Dharma and the Art of Time Management
“And remember – Life is very short – Do not waste any single moment of your life”
These were the last words I heard directly from my spiritual master – Shrii Shrii Anandamurti three days before he left the body on October 21st 1990.
At distance of almost seventeen years those words still ring in my ears and push me to find better ways to utilize time.
Many times I questioned myself about what is the best utilization of time. In spirituality Kiirtana is considered the best utilization of time. Kiirtana is a spiritual practice that consists in chanting the name God and dancing softly at the same time. It is a very subtle science which is able to elevate the mind in the loftiest realm of joy and infinite happiness.
Unfortunately we are not in the capacity to do Kiirtana all the time. We live in a world that needs many different utilizations of time which may or may not be conducive for spiritual pursuits. Of course it should be also considered that not everybody has a spiritual inclination and human society is a quite a complex and heterogenic body.
Time Management is defined as the ability to use one’s time effectively or productively, especially at work. Several authors consider it both an Art and a Science. Here we wish to consider the relationship between the essential characteristics of human being in relationship with time management. As we are dealing on an uncharted ground it is rather premature to call it a science. It is rather safe to call it an art of living which outcome or product is happiness and wellbeing for both individuals and society.
Matrixes are common tools in Time Management. In one of the most common time is considered in the form of urgency and importance of an activity. Each author add its own twist of it. Above is the Eisenhower Matrix as an example.
When we talk about Dharma we consider four types of specific engagements or essential pursuits common to all human beings:
Expansion – It relates to all types of activities that gives the satisfaction of growing.
Flow – It related to all types of activities conducive for unity and togetherness.
Service – It relates to all types of activities meant to give without compensation.
Spiritual Love – It relates to all types of activities conducive to a state of grace.
Taking in consideration and nurturing these four aspects of human life transform Time Management in the art of living a fully productive and satisfactory life.
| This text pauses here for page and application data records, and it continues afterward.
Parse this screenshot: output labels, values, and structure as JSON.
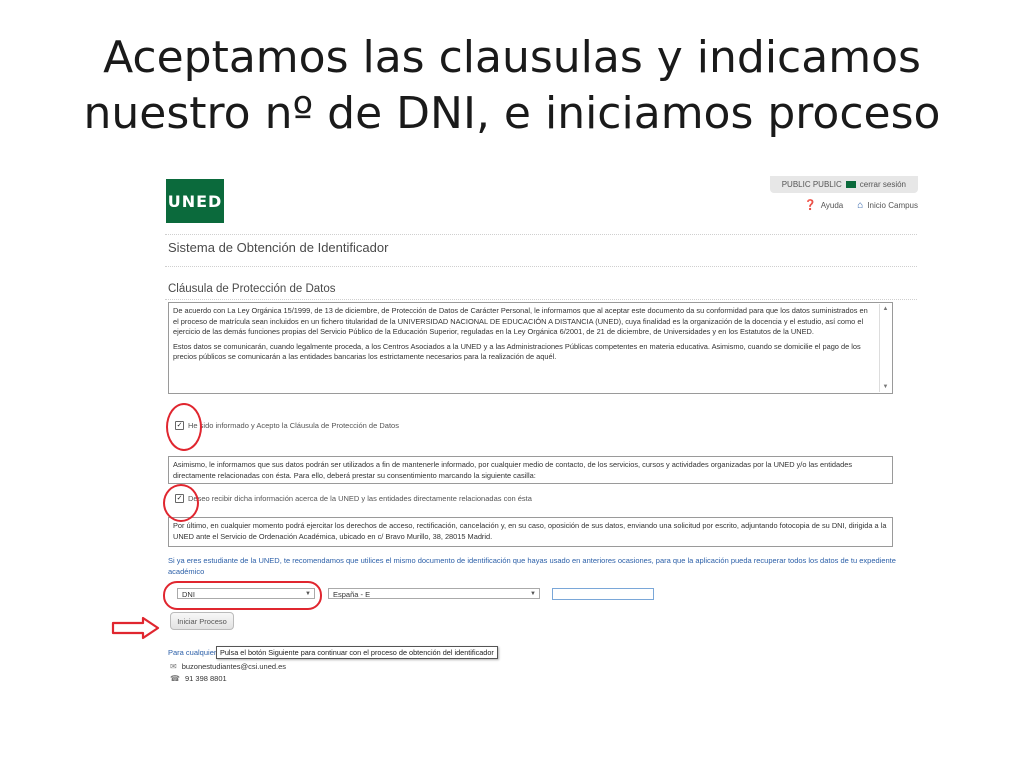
{
  "slide": {
    "title_line1": "Aceptamos las clausulas y indicamos",
    "title_line2": "nuestro nº de DNI, e iniciamos proceso"
  },
  "header": {
    "logo_text": "UNED",
    "user_label": "PUBLIC PUBLIC",
    "logout_label": "cerrar sesión",
    "help_label": "Ayuda",
    "home_label": "Inicio Campus"
  },
  "page": {
    "system_title": "Sistema de Obtención de Identificador",
    "clause_title": "Cláusula de Protección de Datos",
    "clause_p1": "De acuerdo con La Ley Orgánica 15/1999, de 13 de diciembre, de Protección de Datos de Carácter Personal, le informamos que al aceptar este documento da su conformidad para que los datos suministrados en el proceso de matrícula sean incluidos en un fichero titularidad de la UNIVERSIDAD NACIONAL DE EDUCACIÓN A DISTANCIA (UNED), cuya finalidad es la organización de la docencia y el estudio, así como el ejercicio de las demás funciones propias del Servicio Público de la Educación Superior, reguladas en la Ley Orgánica 6/2001, de 21 de diciembre, de Universidades y en los Estatutos de la UNED.",
    "clause_p2": "Estos datos se comunicarán, cuando legalmente proceda, a los Centros Asociados a la UNED y a las Administraciones Públicas competentes en materia educativa. Asimismo, cuando se domicilie el pago de los precios públicos se comunicarán a las entidades bancarias los estrictamente necesarios para la realización de aquél.",
    "check1_label": "He sido informado y Acepto la Cláusula de Protección de Datos",
    "info_box2": "Asimismo, le informamos que sus datos podrán ser utilizados a fin de mantenerle informado, por cualquier medio de contacto, de los servicios, cursos y actividades organizadas por la UNED y/o las entidades directamente relacionadas con ésta. Para ello, deberá prestar su consentimiento marcando la siguiente casilla:",
    "check2_label": "Deseo recibir dicha información acerca de la UNED y las entidades directamente relacionadas con ésta",
    "info_box3": "Por último, en cualquier momento podrá ejercitar los derechos de acceso, rectificación, cancelación y, en su caso, oposición de sus datos, enviando una solicitud por escrito, adjuntando fotocopia de su DNI, dirigida a la UNED ante el Servicio de Ordenación Académica, ubicado en c/ Bravo Murillo, 38, 28015 Madrid.",
    "student_note": "Si ya eres estudiante de la UNED, te recomendamos que utilices el mismo documento de identificación que hayas usado en anteriores ocasiones, para que la aplicación pueda recuperar todos los datos de tu expediente académico",
    "doc_type_value": "DNI",
    "country_value": "España - E",
    "doc_number_value": "",
    "start_button": "Iniciar Proceso",
    "contact_prefix": "Para cualquier",
    "tooltip": "Pulsa el botón Siguiente para continuar con el proceso de obtención del identificador",
    "contact_email": "buzonestudiantes@csi.uned.es",
    "contact_phone": "91 398 8801"
  },
  "colors": {
    "uned_green": "#0b6a3c",
    "link_blue": "#2b5fa8",
    "annotation_red": "#e0262f"
  }
}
“Time is the psychic measurement of the motivity of action. For there to be time, there has to be a place, for without a place no action can be performed. Over and above time and place, a person is also necessary, for that person will take the measure of the motivity of action. And thus where there is time, there have to be place and person as well.”
Time is a relative factor and in time management we have also to consider the other two variables, place and person. It means that an activity cannot be considered as standalone. It should be included in an agenda. Each activity becomes a composition of four factors: time, place, person and purpose.
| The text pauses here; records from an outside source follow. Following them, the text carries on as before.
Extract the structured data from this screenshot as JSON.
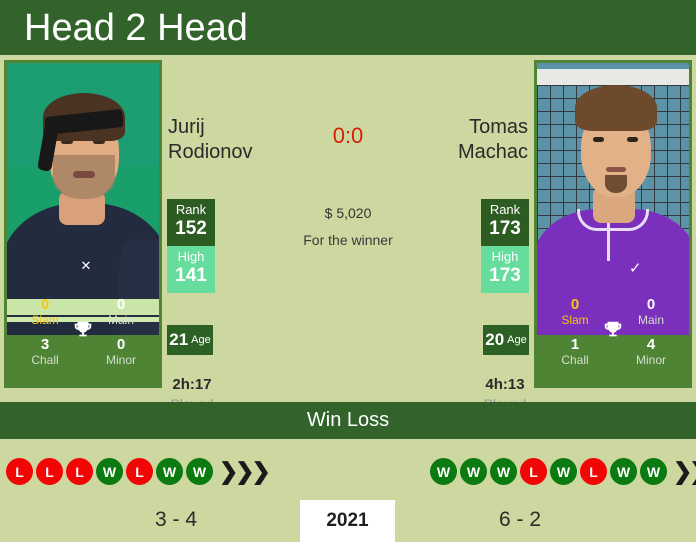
{
  "header": {
    "title": "Head 2 Head"
  },
  "match": {
    "score": "0:0",
    "prize_amount": "$ 5,020",
    "prize_label": "For the winner"
  },
  "players": [
    {
      "side": "left",
      "first_name": "Jurij",
      "last_name": "Rodionov",
      "rank_label": "Rank",
      "rank_value": "152",
      "high_label": "High",
      "high_value": "141",
      "age_value": "21",
      "age_label": "Age",
      "played_value": "2h:17",
      "played_label": "Played",
      "titles": {
        "slam_value": "0",
        "slam_label": "Slam",
        "main_value": "0",
        "main_label": "Main",
        "chall_value": "3",
        "chall_label": "Chall",
        "minor_value": "0",
        "minor_label": "Minor",
        "trophy_icon": "trophy-icon"
      },
      "streak": [
        "L",
        "L",
        "L",
        "W",
        "L",
        "W",
        "W"
      ],
      "season_record": "3 - 4"
    },
    {
      "side": "right",
      "first_name": "Tomas",
      "last_name": "Machac",
      "rank_label": "Rank",
      "rank_value": "173",
      "high_label": "High",
      "high_value": "173",
      "age_value": "20",
      "age_label": "Age",
      "played_value": "4h:13",
      "played_label": "Played",
      "titles": {
        "slam_value": "0",
        "slam_label": "Slam",
        "main_value": "0",
        "main_label": "Main",
        "chall_value": "1",
        "chall_label": "Chall",
        "minor_value": "4",
        "minor_label": "Minor",
        "trophy_icon": "trophy-icon"
      },
      "streak": [
        "W",
        "W",
        "W",
        "L",
        "W",
        "L",
        "W",
        "W"
      ],
      "season_record": "6 - 2"
    }
  ],
  "winloss": {
    "title": "Win Loss",
    "year": "2021",
    "more_icon": "chevron-right-triple-icon"
  },
  "colors": {
    "header_green": "#31632a",
    "panel_khaki": "#ccd8a0",
    "photo_green": "#4e8434",
    "rank_dark": "#2d5c23",
    "high_light": "#66dd9d",
    "score_red": "#d81f06",
    "slam_gold": "#f5c518",
    "win_green": "#0b7a10",
    "loss_red": "#f20505"
  }
}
The importance and the urgency of an activity are relative to the agenda. The importance qualifies the purpose and the urgency qualifies the other three factors, time place and person.
At this point we can safely conclude that Dharma is the guiding principle that determines whether our agenda is going to lead us to success or not.
Time Management changes radically when we work in a team instead of working alone. The whole agenda needs to be flexible enough in other to accommodate any kind of change or inconvenience. In family life as well as in community time management is the art being available and makes attention in any circumstances. We are bound to do mistakes and we need time to make adjustments and sacrifices.
In collective life sentiments play a big role and they can upset the most carefully prepared agenda. The idea that we can separate family life from work assigning a respective time frame may prove a recipe for catastrophe in the delicate balance of human relationships. Sometime time management and planning reduces safely to one simple condition: complete surrender.
Once I was in company with a dear friend a spiritual practitioner of meditation. He had already two children and the wife was waiting for more. The finances of the family were quite tight and it happened that in this most critical time he lost the job as a nurse of a retirement home. He remained without job for some time and finally he got job in a hospital. The time was up for the new babies! The wife had to be brought to the hospital for a premature delivery. There were twins of seven months and they required intensive care. Only after that everything got normalized he found out that the new job had all the medical expenses for the wife covered while the previous job had no benefits in regard.
Family and collective are part of Dharma. They allow expressing fully the four characteristics of human life. Nurturing relationships is both important and urgent. In this context time management is not a dry science. It is the very subtle art of making the best of everything at any given time. Everything is important as everybody is important and great. Including our time.